Lung cancer and mesothelioma patients have a lot of things on their plates that demand attention. You need to juggle decisions about medical treatment, concerns about insurance and finances and the responsibilities of everyday life that are independent from the illness that you are battling.
As with any problem in life, it helps to tackle all of this after a good night’s sleep. Unfortunately, a lot of cancer patients have a hard time getting a full eight hours.
At Mesothelioma Circle, we want to help you maintain all of the good health habits that are necessary to staying vital: physical activity, nutritious diet, adherence to medical treatment and, of course, adequate amounts of sleep.
Rest helps the body fight disease
All human beings need a good dose of sleep to help them stay physically and emotionally fit, but this aspect of health is particularly important for those who are fighting a malignant disease. Experts from the National Cancer Institute say that sleep improves your mental capacity to solve problems, lowers your blood pressure, boosts your body’s ability to heal its tissues, supports your immune system and regulates both your appetite and blood sugar.
What does it mean to get a good night of rest? Sleep involves two stages. REM sleep involves “rapid eye movement,” and is accompanied by a high amount of brain activity, such as dreaming. Non-REM sleep is quiet and restful. One cycle of sleep, which includes both stages, lasts about 90 minutes.
A good night of sleep involves about four to six of these cycles over the course of seven to eight hours. Anything that interrupts and shortens sleep can leave you feeling sleepy and unrested.
Cancer can hurt your ability to sleep
Even healthy people have occasional problems with sleeping. However, the likelihood of this issue is greater for cancer patients. There are several reasons for this, including stress and side effects from cancer therapy, which may include pain and gastrointestinal disturbance. Also, the malignancy itself can disrupt sleep if it causes pain, fever or breathing difficulties.
If you are ever admitted to the hospital, the unfamiliar and noisy environment may also make it hard to sleep.
Don’t take it lying down!
Just because you’re sick doesn’t mean that you have to accept sleep problems as the new normal. If you have a hard time getting rest, discuss your issues with your medical team. They all know how important sleep is to your health, and they want to make sure you are as fit and comfortable as you can be.
You may have to undergo a physical exam and health history assessment.
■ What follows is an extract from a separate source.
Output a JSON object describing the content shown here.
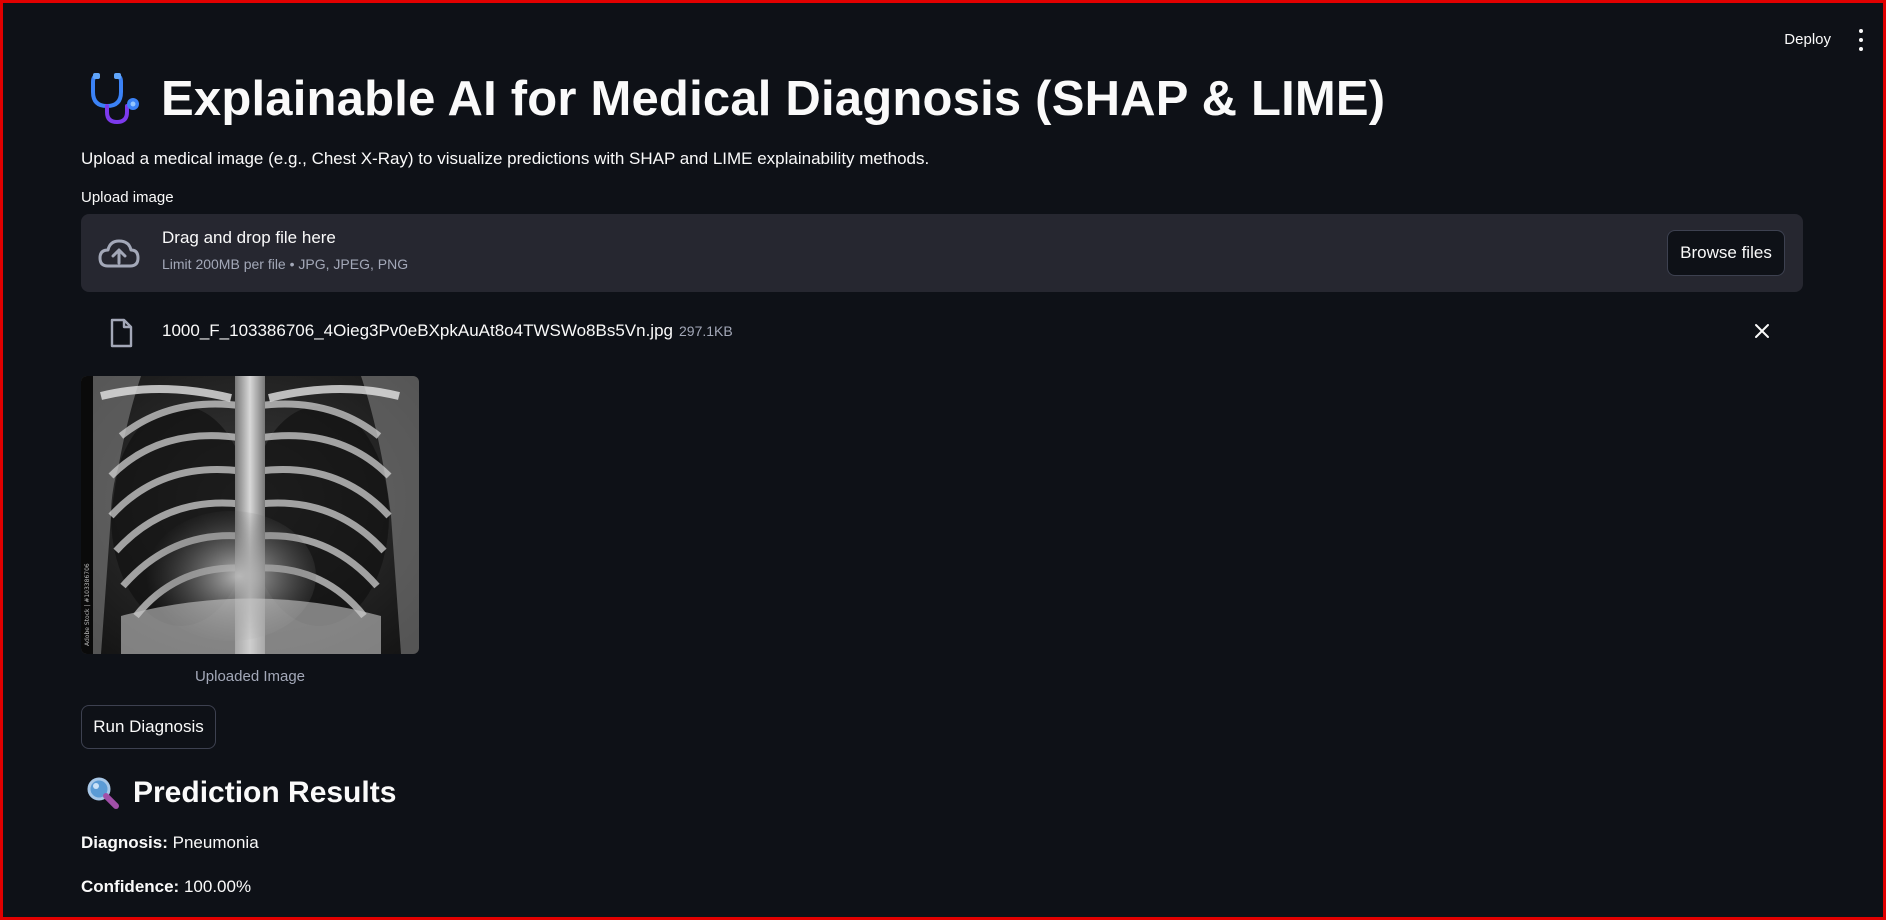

Experts from the American Society of Clinical Oncology suggest that it may be helpful to keep a sleep diary. In here, you can write down descriptions of your sleep problems, activity patterns around bedtime and events that kept you awake. Sharing this with your medical team may help them determine what is bothering you, and what can be done to fix it.
Meanwhile, the American Cancer Society has several tips to promote a good night’s sleep:
- Try to exercise once a day, preferably two to three hours before bedtime.
- Avoid caffeine six to eight hours before bedtime. Also, don’t drink anything with alcohol late at night. Instead, choose warm, caffeine-free beverages.
- Keep your bedsheets clean and wrinkle-free for maximum comfort.
- Rest at the same time every night so your body forms a habit.
- Make sure to sleep in the same quiet and peaceful environment every night.
Caregivers can be helpful, too, by:
- Keeping the room quiet.
- Offering gentle massages before bedtime.
- Preparing a light bedtime snack.
- Discussing any problems they observe with your doctor.